Ted and Robin was more circumstantial, and after all is said and done, there was also an undeniable chemistry between Robin and Barney!

But there is one final thing, one way that the writers and characters within the show managed to tell us, the audience, exactly what was about to happen at the end.

Throughout it all, one thing remained in Ted’s mind: Making Robin Happy. Doing the impossible, putting her own wants and cares above his own! But to a certain extent, he knew that Robin was in love with Barney. The scene later on in that very same episode was of him letting go of Robin… but it’s undercut by what was said previously.

Because let’s all face the truth here: Love is very special, and very rare. If it was so easy to just let go, if it was that disposable, then it wouldn’t actually BE love!
We get 9 seasons with these characters. Nine story years of watching them grow and change. Marshal and Lily get married and have kids of their own. Robin learns to trust, to open herself up to the possibility of love, to choose another person over just her own career.

Even Barney, for all his suits and catch phrases, he grows too with the birth of his daughter.

But Ted? Ted had a one track mind throughout the whole series, and that one track was really one person.
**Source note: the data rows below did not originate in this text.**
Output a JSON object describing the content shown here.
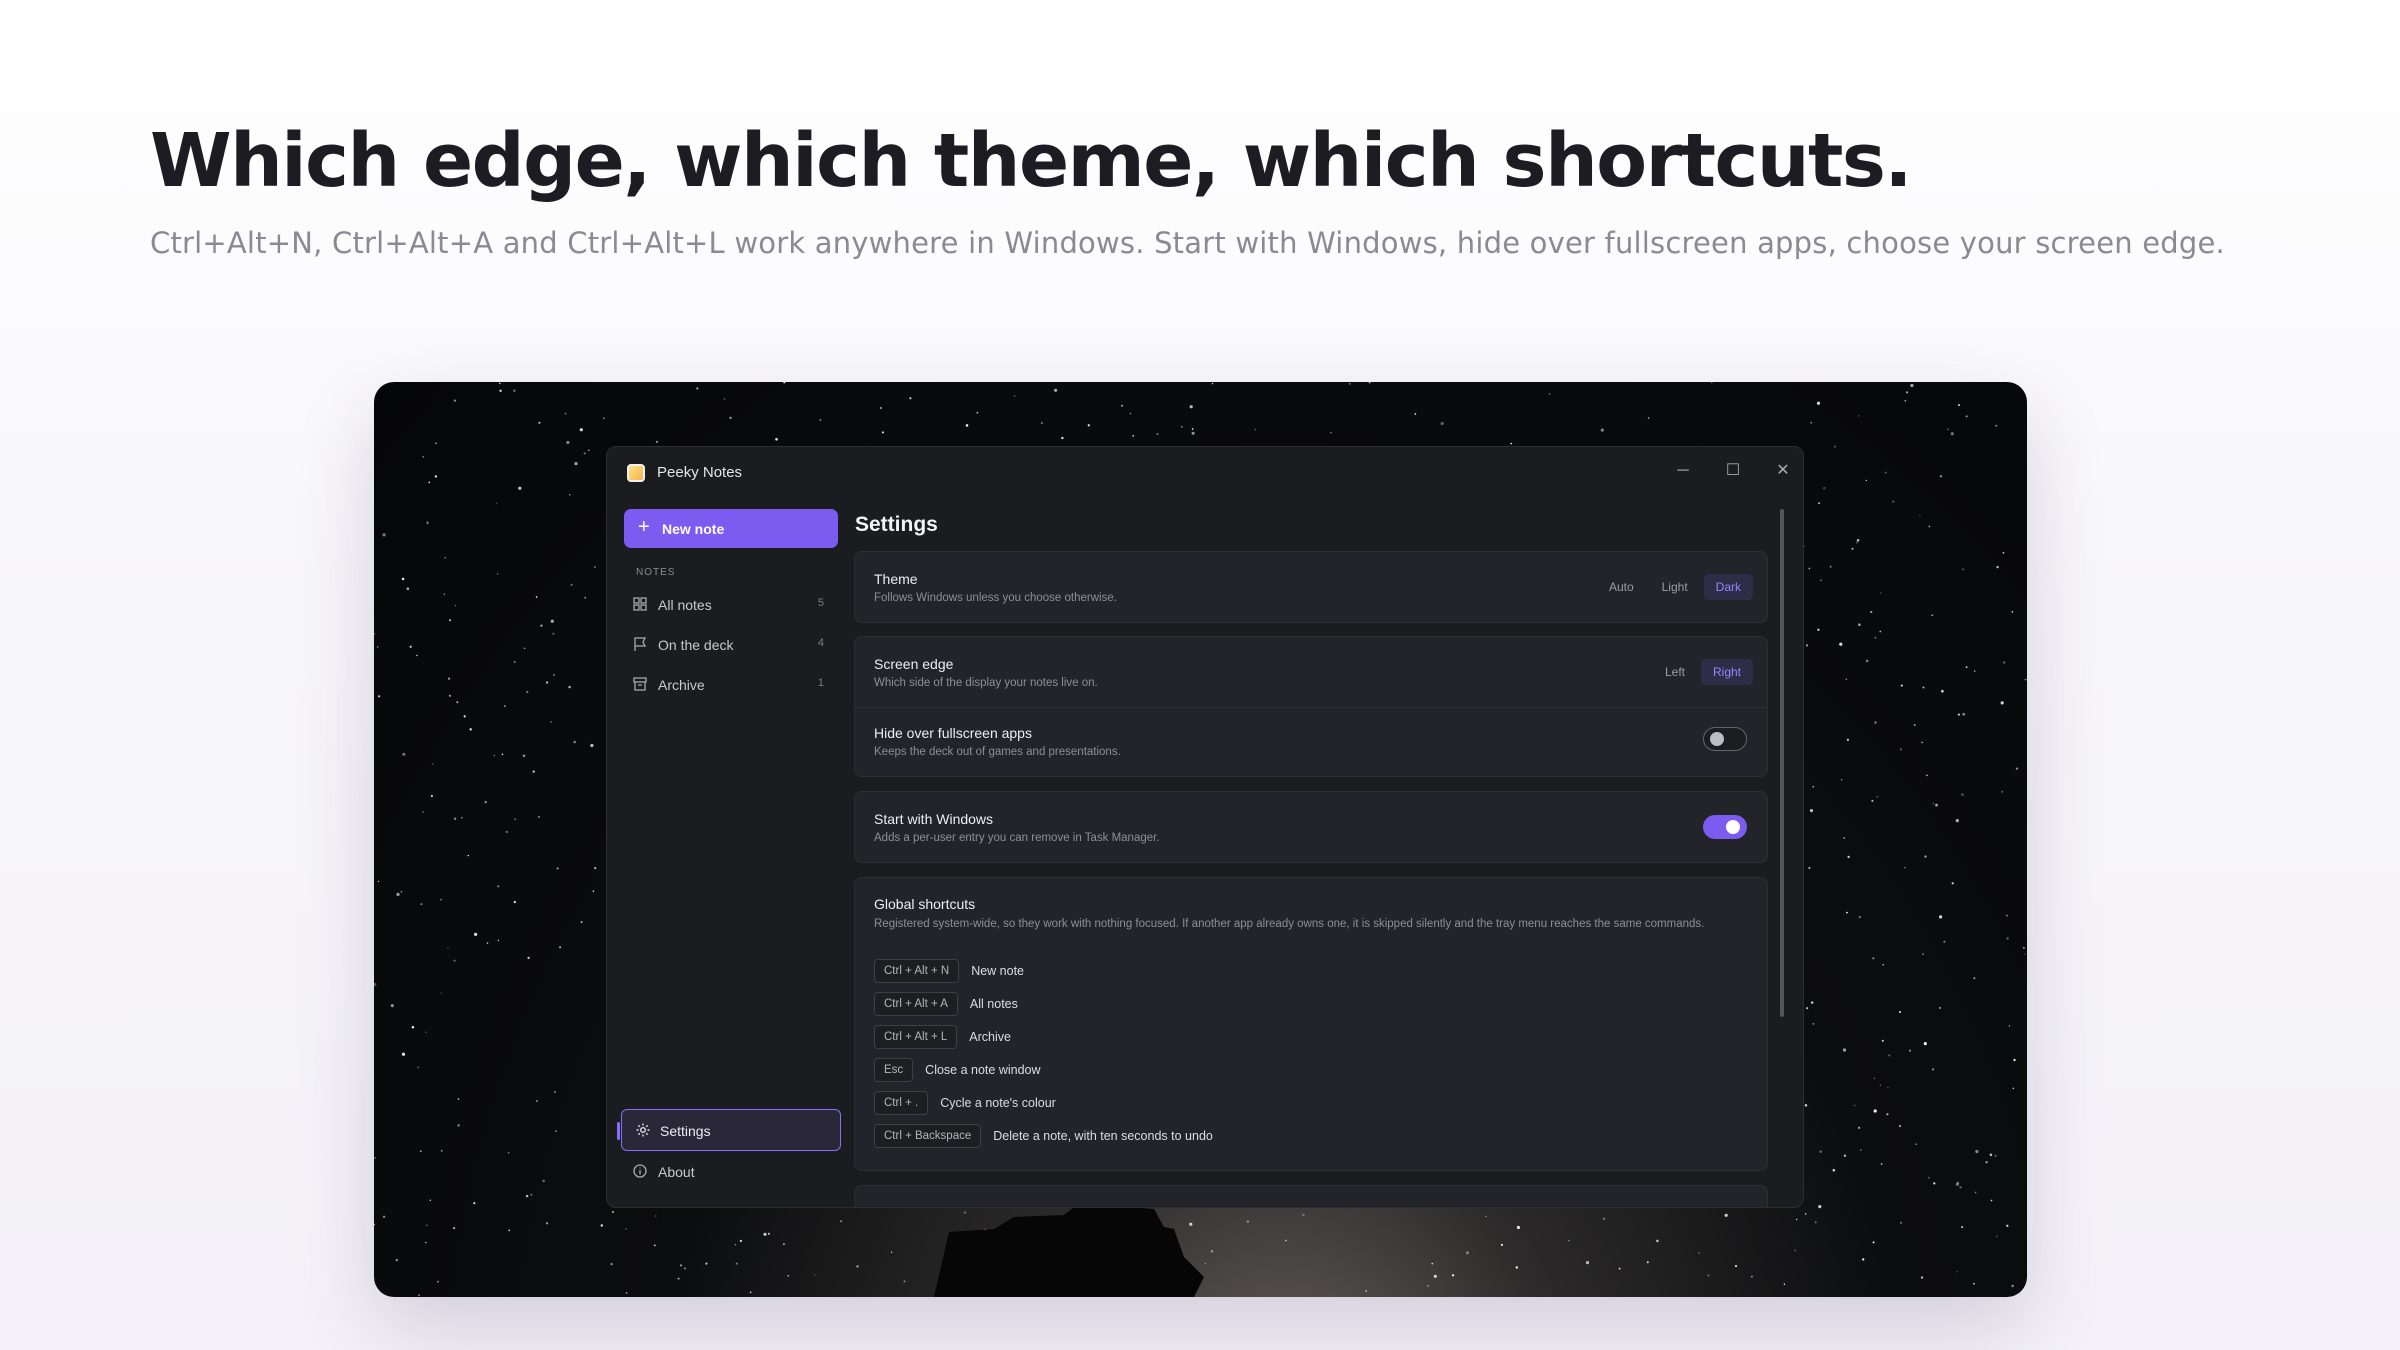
{
  "hero": {
    "title": "Which edge, which theme, which shortcuts.",
    "subtitle": "Ctrl+Alt+N, Ctrl+Alt+A and Ctrl+Alt+L work anywhere in Windows. Start with Windows, hide over fullscreen apps, choose your screen edge."
  },
  "window": {
    "title": "Peeky Notes",
    "controls": {
      "minimize": "─",
      "maximize": "☐",
      "close": "✕"
    }
  },
  "sidebar": {
    "new_note_label": "New note",
    "new_note_icon": "+",
    "section_label": "NOTES",
    "items": [
      {
        "label": "All notes",
        "count": "5",
        "icon": "grid-icon"
      },
      {
        "label": "On the deck",
        "count": "4",
        "icon": "flag-icon"
      },
      {
        "label": "Archive",
        "count": "1",
        "icon": "archive-icon"
      }
    ],
    "settings_label": "Settings",
    "about_label": "About"
  },
  "settings": {
    "title": "Settings",
    "theme": {
      "title": "Theme",
      "desc": "Follows Windows unless you choose otherwise.",
      "options": [
        "Auto",
        "Light",
        "Dark"
      ],
      "selected": "Dark"
    },
    "screen_edge": {
      "title": "Screen edge",
      "desc": "Which side of the display your notes live on.",
      "options": [
        "Left",
        "Right"
      ],
      "selected": "Right"
    },
    "hide_fullscreen": {
      "title": "Hide over fullscreen apps",
      "desc": "Keeps the deck out of games and presentations.",
      "enabled": false
    },
    "start_windows": {
      "title": "Start with Windows",
      "desc": "Adds a per-user entry you can remove in Task Manager.",
      "enabled": true
    },
    "shortcuts": {
      "title": "Global shortcuts",
      "desc": "Registered system-wide, so they work with nothing focused. If another app already owns one, it is skipped silently and the tray menu reaches the same commands.",
      "items": [
        {
          "keys": "Ctrl + Alt + N",
          "action": "New note"
        },
        {
          "keys": "Ctrl + Alt + A",
          "action": "All notes"
        },
        {
          "keys": "Ctrl + Alt + L",
          "action": "Archive"
        },
        {
          "keys": "Esc",
          "action": "Close a note window"
        },
        {
          "keys": "Ctrl + .",
          "action": "Cycle a note's colour"
        },
        {
          "keys": "Ctrl + Backspace",
          "action": "Delete a note, with ten seconds to undo"
        }
      ]
    }
  },
  "colors": {
    "accent": "#7c5cf0",
    "accent_text": "#9a82ff",
    "window_bg": "#1b1c20",
    "card_bg": "#232429"
  }
}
Robin Scherbotsky.

And that’s not a bad thing! That’s the way television shows work, eventually the main man and woman come together and make it work.
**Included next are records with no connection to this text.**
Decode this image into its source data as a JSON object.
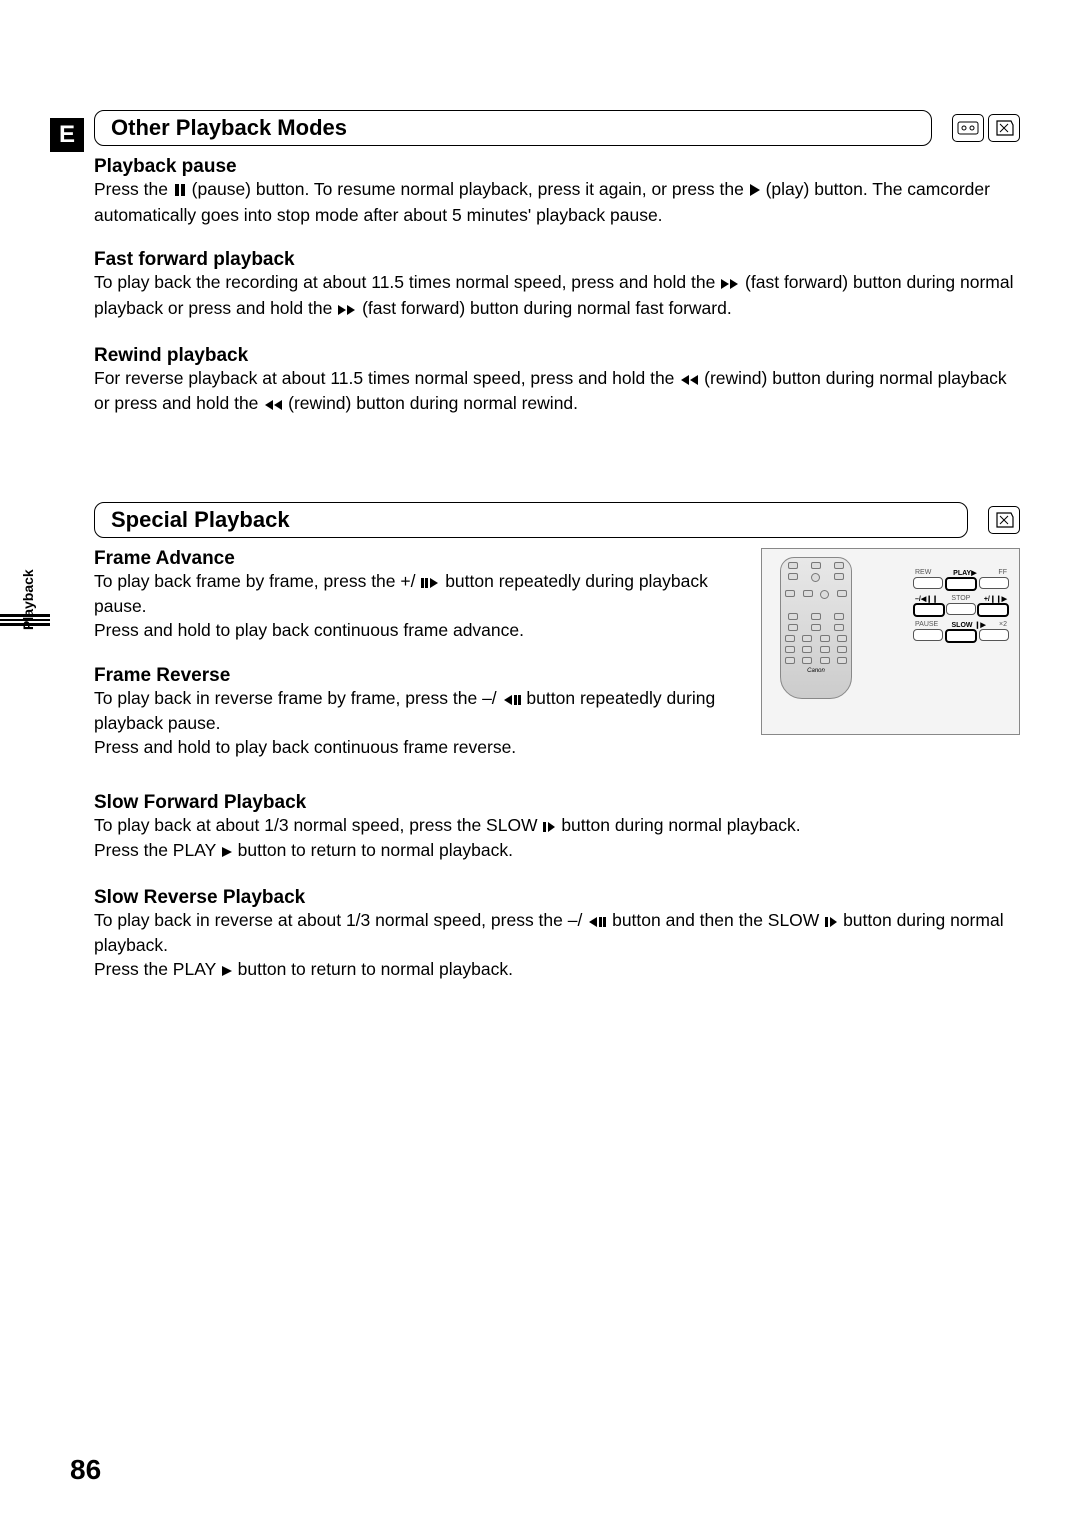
{
  "language_tab": "E",
  "side_tab": "Playback",
  "page_number": "86",
  "sections": [
    {
      "title": "Other Playback Modes",
      "subsections": {
        "playback_pause": {
          "heading": "Playback pause",
          "text_a": "Press the ",
          "text_b": " (pause) button. To resume normal playback, press it again, or press the ",
          "text_c": " (play) button. The camcorder automatically goes into stop mode after about 5 minutes' playback pause."
        },
        "fast_forward": {
          "heading": "Fast forward playback",
          "text_a": "To play back the recording at about 11.5 times normal speed, press and hold the ",
          "text_b": " (fast forward) button during normal playback or press and hold the ",
          "text_c": " (fast forward) button during normal fast forward."
        },
        "rewind": {
          "heading": "Rewind playback",
          "text_a": "For reverse playback at about 11.5 times normal speed, press and hold the ",
          "text_b": " (rewind) button during normal playback or press and hold the ",
          "text_c": " (rewind) button during normal rewind."
        }
      }
    },
    {
      "title": "Special Playback",
      "subsections": {
        "frame_advance": {
          "heading": "Frame Advance",
          "text_a": "To play back frame by frame, press the +/ ",
          "text_b": " button repeatedly during playback pause.",
          "text_c": "Press and hold to play back continuous frame advance."
        },
        "frame_reverse": {
          "heading": "Frame Reverse",
          "text_a": "To play back in reverse frame by frame, press the –/",
          "text_b": " button repeatedly during playback pause.",
          "text_c": "Press and hold to play back continuous frame reverse."
        },
        "slow_forward": {
          "heading": "Slow Forward Playback",
          "text_a": "To play back at about 1/3 normal speed, press the SLOW ",
          "text_b": " button during normal playback.",
          "text_c": "Press the PLAY ",
          "text_d": " button to return to normal playback."
        },
        "slow_reverse": {
          "heading": "Slow Reverse Playback",
          "text_a": "To play back in reverse at about 1/3 normal speed, press the –/",
          "text_b": " button and then the SLOW ",
          "text_c": " button during normal playback.",
          "text_d": "Press the PLAY ",
          "text_e": " button to return to normal playback."
        }
      }
    }
  ],
  "remote_labels": {
    "row1": [
      "REW",
      "PLAY",
      "FF"
    ],
    "row2": [
      "–/",
      "STOP",
      "+/"
    ],
    "row3": [
      "PAUSE",
      "SLOW",
      "×2"
    ],
    "brand": "Canon"
  }
}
There is something great to be said about a man or a woman, anyone, who knows exactly what he wants and will stop at nothing to make it happen. In real life, we make compromises all the time with our jobs, or our homes, or our hobbies, all based on any number of factors.

Ted, he didn’t compromise. He knew what he wanted, and accomplished his goal. He made Robin happy. It was so obvious to everyone that even his kids, YEARS after the book seemed to have been written and done on Ted and Robin could see right through him.

In my head, I like to think that even Ted didn’t realize just how big a part of his life Robin was. That it took him trying to move on and live his life away from what he wanted. And subconciously, he needed to tell his story to his children so that THEY could let him see the truth.

*closing statements*

Despite overwhelming evidence to the contrary, I do hope I managed to shed some light into why the original ending to How I Met Your Mother makes the most sense. Whether it be in that the marriage between Barney and Robin was, in some ways, doomed from the start, or even the simple matter of there always being something romantical between Robin and Ted, in my opinion the original ending is the ONLY ending that makes sense.

And not just to me, to Ted too. And obviously to the creators too, since that scene with the kids was filmed years before it aired, and we still got that very ending that was planned oh so many years ago.

As always, don’t forget to hit that subscribe button for a new piece of my mind every Wednesday, and let your verdict be heard either in the comments below or on our discord server! We here at Devious Advocacy are on their all the time, and we love to hear back from our fans.

So tell us what you think! Did you love the ending, or was it a nice big middle finger to a story you followed for years. By all means, let your own views clash with my own… so that I may proceed to prove you wrong.

But for now, in the case of the ending to How I Met Your Mother… The Defense Rests.

You know… this show did a great job at setting up plot points and then settling them afterwards. Even this, money changed hands when Ted and Traci finally met.

HOWEVER… they didn’t last forever. I wonder if the creators have anything to say about this. Did Lily have to pay Marshall in the end? And give money back to Marshall for getting paid the first time around?

… This is the kind of thinking that kept me out of the good schools as a child.